**Problem:**
Out of the listing below, copy every line that carries the string "this".

=== Begin Enclosure ===

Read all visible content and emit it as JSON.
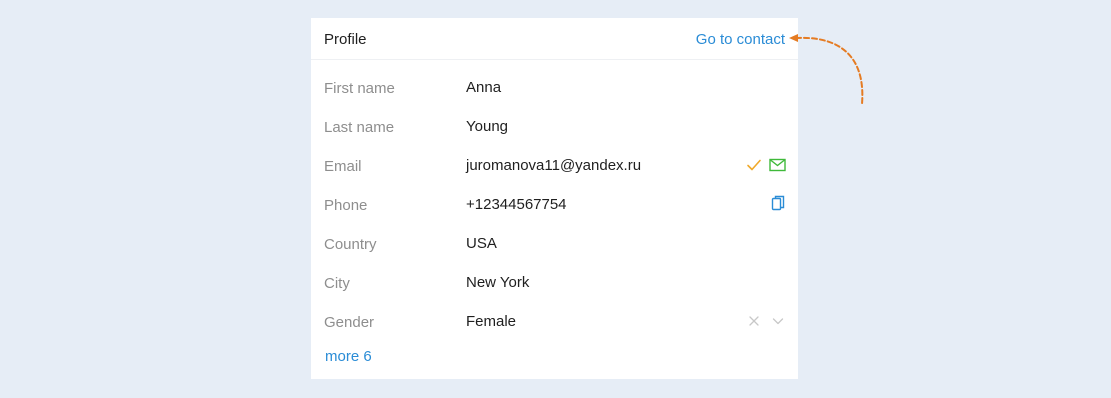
{
  "profile": {
    "title": "Profile",
    "go_to_contact": "Go to contact",
    "fields": [
      {
        "label": "First name",
        "value": "Anna"
      },
      {
        "label": "Last name",
        "value": "Young"
      },
      {
        "label": "Email",
        "value": "juromanova11@yandex.ru"
      },
      {
        "label": "Phone",
        "value": "+12344567754"
      },
      {
        "label": "Country",
        "value": "USA"
      },
      {
        "label": "City",
        "value": "New York"
      },
      {
        "label": "Gender",
        "value": "Female"
      }
    ],
    "more": "more 6"
  },
  "icons": {
    "email_verified": "check-icon",
    "send_email": "envelope-icon",
    "copy_phone": "copy-icon",
    "clear_gender": "close-icon",
    "gender_dropdown": "chevron-down-icon"
  },
  "colors": {
    "background": "#e6edf6",
    "card": "#ffffff",
    "link": "#2a8cd6",
    "label": "#8e8e8e",
    "value": "#1f1f1f",
    "check": "#f0a92a",
    "envelope": "#3fb93a",
    "annotation_arrow": "#e57b22"
  }
}
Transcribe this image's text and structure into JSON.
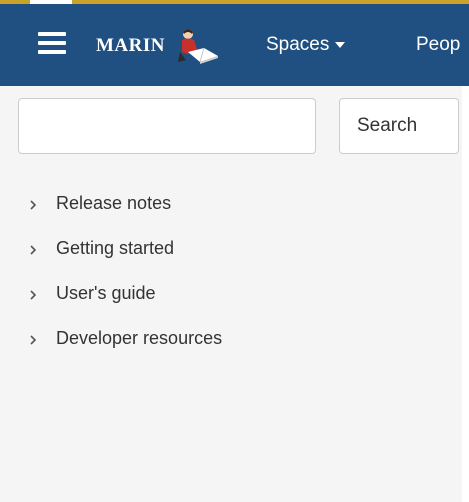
{
  "header": {
    "logo_text": "MARIN",
    "menu_icon": "hamburger-menu-icon",
    "nav": {
      "spaces_label": "Spaces",
      "people_label": "Peop"
    },
    "colors": {
      "navbar": "#205081",
      "accent": "#c9a227"
    }
  },
  "search": {
    "value": "",
    "placeholder": "",
    "button_label": "Search"
  },
  "tree": {
    "items": [
      {
        "label": "Release notes",
        "icon": "chevron-right-icon"
      },
      {
        "label": "Getting started",
        "icon": "chevron-right-icon"
      },
      {
        "label": "User's guide",
        "icon": "chevron-right-icon"
      },
      {
        "label": "Developer resources",
        "icon": "chevron-right-icon"
      }
    ]
  }
}
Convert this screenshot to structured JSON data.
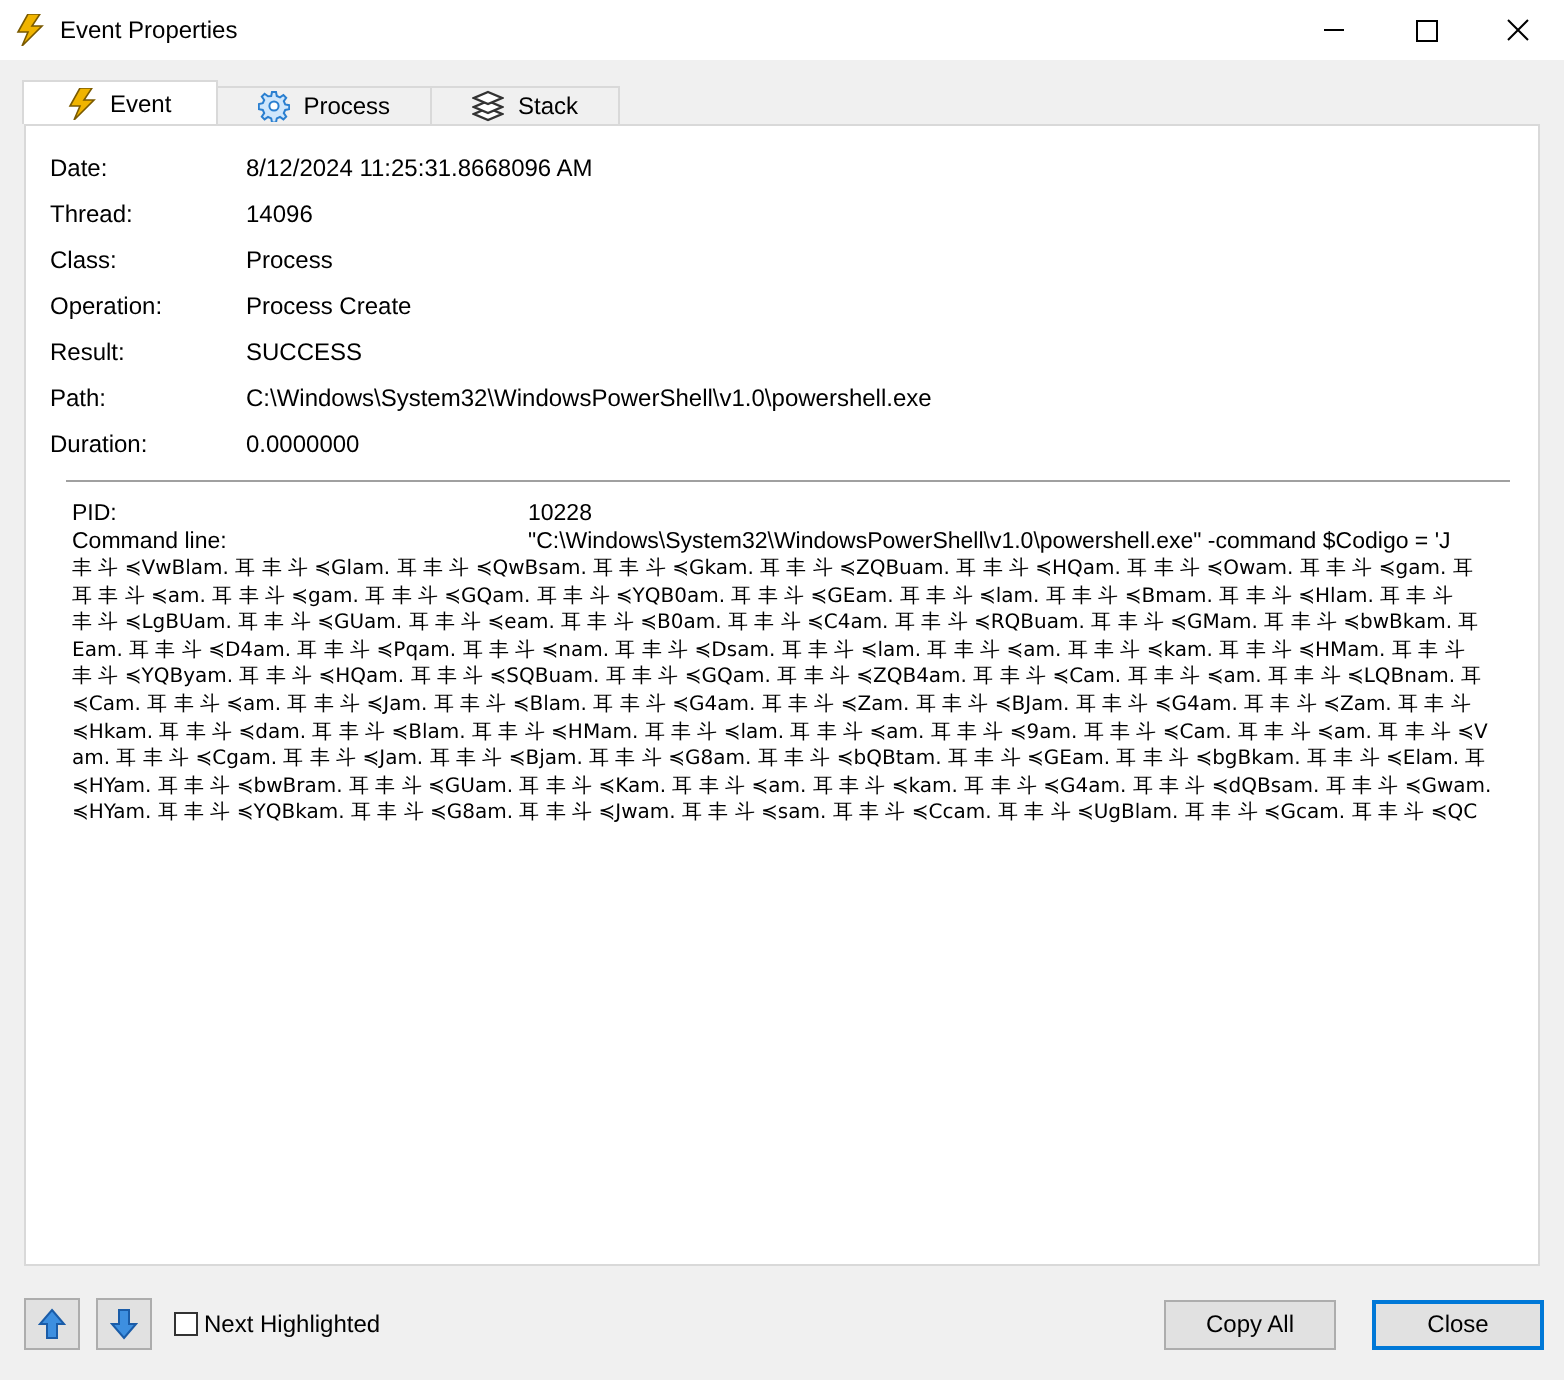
{
  "window": {
    "title": "Event Properties"
  },
  "tabs": [
    {
      "label": "Event",
      "kind": "event",
      "selected": true
    },
    {
      "label": "Process",
      "kind": "process",
      "selected": false
    },
    {
      "label": "Stack",
      "kind": "stack",
      "selected": false
    }
  ],
  "properties": [
    {
      "label": "Date:",
      "value": "8/12/2024 11:25:31.8668096 AM"
    },
    {
      "label": "Thread:",
      "value": "14096"
    },
    {
      "label": "Class:",
      "value": "Process"
    },
    {
      "label": "Operation:",
      "value": "Process Create"
    },
    {
      "label": "Result:",
      "value": "SUCCESS"
    },
    {
      "label": "Path:",
      "value": "C:\\Windows\\System32\\WindowsPowerShell\\v1.0\\powershell.exe"
    },
    {
      "label": "Duration:",
      "value": "0.0000000"
    }
  ],
  "details": {
    "fields": [
      {
        "label": "PID:",
        "value": "10228"
      },
      {
        "label": "Command line:",
        "value": "\"C:\\Windows\\System32\\WindowsPowerShell\\v1.0\\powershell.exe\" -command $Codigo = 'J"
      }
    ],
    "lines": [
      "丰 斗 ≼VwBlam. 耳 丰 斗 ≼Glam. 耳 丰 斗 ≼QwBsam. 耳 丰 斗 ≼Gkam. 耳 丰 斗 ≼ZQBuam. 耳 丰 斗 ≼HQam. 耳 丰 斗 ≼Owam. 耳 丰 斗 ≼gam. 耳",
      "耳 丰 斗 ≼am. 耳 丰 斗 ≼gam. 耳 丰 斗 ≼GQam. 耳 丰 斗 ≼YQB0am. 耳 丰 斗 ≼GEam. 耳 丰 斗 ≼lam. 耳 丰 斗 ≼Bmam. 耳 丰 斗 ≼Hlam. 耳 丰 斗",
      "丰 斗 ≼LgBUam. 耳 丰 斗 ≼GUam. 耳 丰 斗 ≼eam. 耳 丰 斗 ≼B0am. 耳 丰 斗 ≼C4am. 耳 丰 斗 ≼RQBuam. 耳 丰 斗 ≼GMam. 耳 丰 斗 ≼bwBkam. 耳",
      "Eam. 耳 丰 斗 ≼D4am. 耳 丰 斗 ≼Pqam. 耳 丰 斗 ≼nam. 耳 丰 斗 ≼Dsam. 耳 丰 斗 ≼lam. 耳 丰 斗 ≼am. 耳 丰 斗 ≼kam. 耳 丰 斗 ≼HMam. 耳 丰 斗",
      "丰 斗 ≼YQByam. 耳 丰 斗 ≼HQam. 耳 丰 斗 ≼SQBuam. 耳 丰 斗 ≼GQam. 耳 丰 斗 ≼ZQB4am. 耳 丰 斗 ≼Cam. 耳 丰 斗 ≼am. 耳 丰 斗 ≼LQBnam. 耳",
      "≼Cam. 耳 丰 斗 ≼am. 耳 丰 斗 ≼Jam. 耳 丰 斗 ≼Blam. 耳 丰 斗 ≼G4am. 耳 丰 斗 ≼Zam. 耳 丰 斗 ≼BJam. 耳 丰 斗 ≼G4am. 耳 丰 斗 ≼Zam. 耳 丰 斗",
      "≼Hkam. 耳 丰 斗 ≼dam. 耳 丰 斗 ≼Blam. 耳 丰 斗 ≼HMam. 耳 丰 斗 ≼lam. 耳 丰 斗 ≼am. 耳 丰 斗 ≼9am. 耳 丰 斗 ≼Cam. 耳 丰 斗 ≼am. 耳 丰 斗 ≼V",
      "am. 耳 丰 斗 ≼Cgam. 耳 丰 斗 ≼Jam. 耳 丰 斗 ≼Bjam. 耳 丰 斗 ≼G8am. 耳 丰 斗 ≼bQBtam. 耳 丰 斗 ≼GEam. 耳 丰 斗 ≼bgBkam. 耳 丰 斗 ≼Elam. 耳",
      "≼HYam. 耳 丰 斗 ≼bwBram. 耳 丰 斗 ≼GUam. 耳 丰 斗 ≼Kam. 耳 丰 斗 ≼am. 耳 丰 斗 ≼kam. 耳 丰 斗 ≼G4am. 耳 丰 斗 ≼dQBsam. 耳 丰 斗 ≼Gwam.",
      "≼HYam. 耳 丰 斗 ≼YQBkam. 耳 丰 斗 ≼G8am. 耳 丰 斗 ≼Jwam. 耳 丰 斗 ≼sam. 耳 丰 斗 ≼Ccam. 耳 丰 斗 ≼UgBlam. 耳 丰 斗 ≼Gcam. 耳 丰 斗 ≼QC"
    ]
  },
  "footer": {
    "next_highlighted": {
      "label": "Next Highlighted",
      "checked": false
    },
    "buttons": [
      {
        "label": "Copy All",
        "default": false
      },
      {
        "label": "Close",
        "default": true
      }
    ]
  }
}
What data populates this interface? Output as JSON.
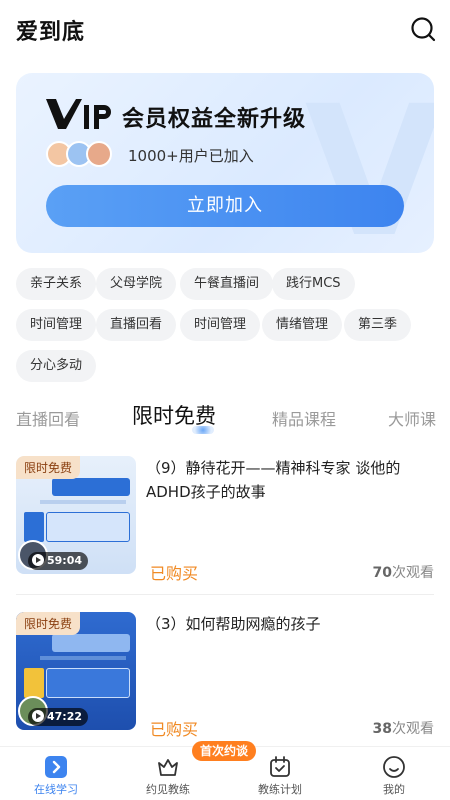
{
  "header": {
    "title": "爱到底"
  },
  "vip": {
    "logo_text": "VIP",
    "title": "会员权益全新升级",
    "joined": "1000+用户已加入",
    "join_button": "立即加入"
  },
  "tags": [
    "亲子关系",
    "父母学院",
    "午餐直播间",
    "践行MCS",
    "时间管理",
    "直播回看",
    "时间管理",
    "情绪管理",
    "第三季",
    "分心多动"
  ],
  "tabs": [
    {
      "label": "直播回看",
      "active": false
    },
    {
      "label": "限时免费",
      "active": true
    },
    {
      "label": "精品课程",
      "active": false
    },
    {
      "label": "大师课",
      "active": false
    }
  ],
  "courses": [
    {
      "badge": "限时免费",
      "duration": "59:04",
      "title": "（9）静待花开——精神科专家 谈他的ADHD孩子的故事",
      "status": "已购买",
      "views_count": "70",
      "views_suffix": "次观看"
    },
    {
      "badge": "限时免费",
      "duration": "47:22",
      "title": "（3）如何帮助网瘾的孩子",
      "status": "已购买",
      "views_count": "38",
      "views_suffix": "次观看"
    }
  ],
  "bottom_nav": {
    "items": [
      {
        "label": "在线学习",
        "icon": "play-square-icon",
        "active": true
      },
      {
        "label": "约见教练",
        "icon": "crown-icon",
        "active": false
      },
      {
        "label": "教练计划",
        "icon": "calendar-check-icon",
        "active": false
      },
      {
        "label": "我的",
        "icon": "smile-icon",
        "active": false
      }
    ],
    "badge": "首次约谈"
  },
  "colors": {
    "accent": "#3d84ef",
    "orange": "#f08a24",
    "badge": "#ff7f1f"
  }
}
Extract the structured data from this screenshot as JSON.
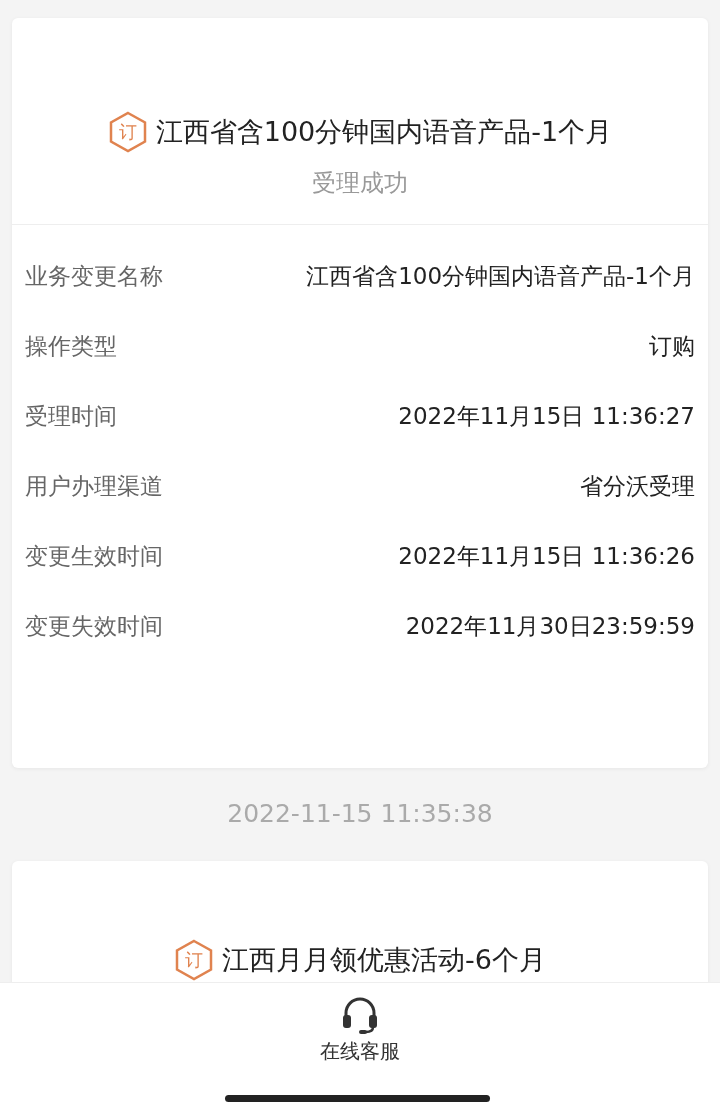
{
  "orders": [
    {
      "icon_glyph": "订",
      "title": "江西省含100分钟国内语音产品-1个月",
      "status": "受理成功",
      "details": [
        {
          "label": "业务变更名称",
          "value": "江西省含100分钟国内语音产品-1个月"
        },
        {
          "label": "操作类型",
          "value": "订购"
        },
        {
          "label": "受理时间",
          "value": "2022年11月15日 11:36:27"
        },
        {
          "label": "用户办理渠道",
          "value": "省分沃受理"
        },
        {
          "label": "变更生效时间",
          "value": "2022年11月15日 11:36:26"
        },
        {
          "label": "变更失效时间",
          "value": "2022年11月30日23:59:59"
        }
      ]
    },
    {
      "timestamp": "2022-11-15 11:35:38",
      "icon_glyph": "订",
      "title": "江西月月领优惠活动-6个月"
    }
  ],
  "bottom_bar": {
    "label": "在线客服"
  }
}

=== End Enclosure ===

**Final answer:**
Transcribe this image's text and structure into JSON.
Convert this screenshot to structured JSON data.
What data populates this interface? Output as JSON.
Extract the structured data from this screenshot as JSON.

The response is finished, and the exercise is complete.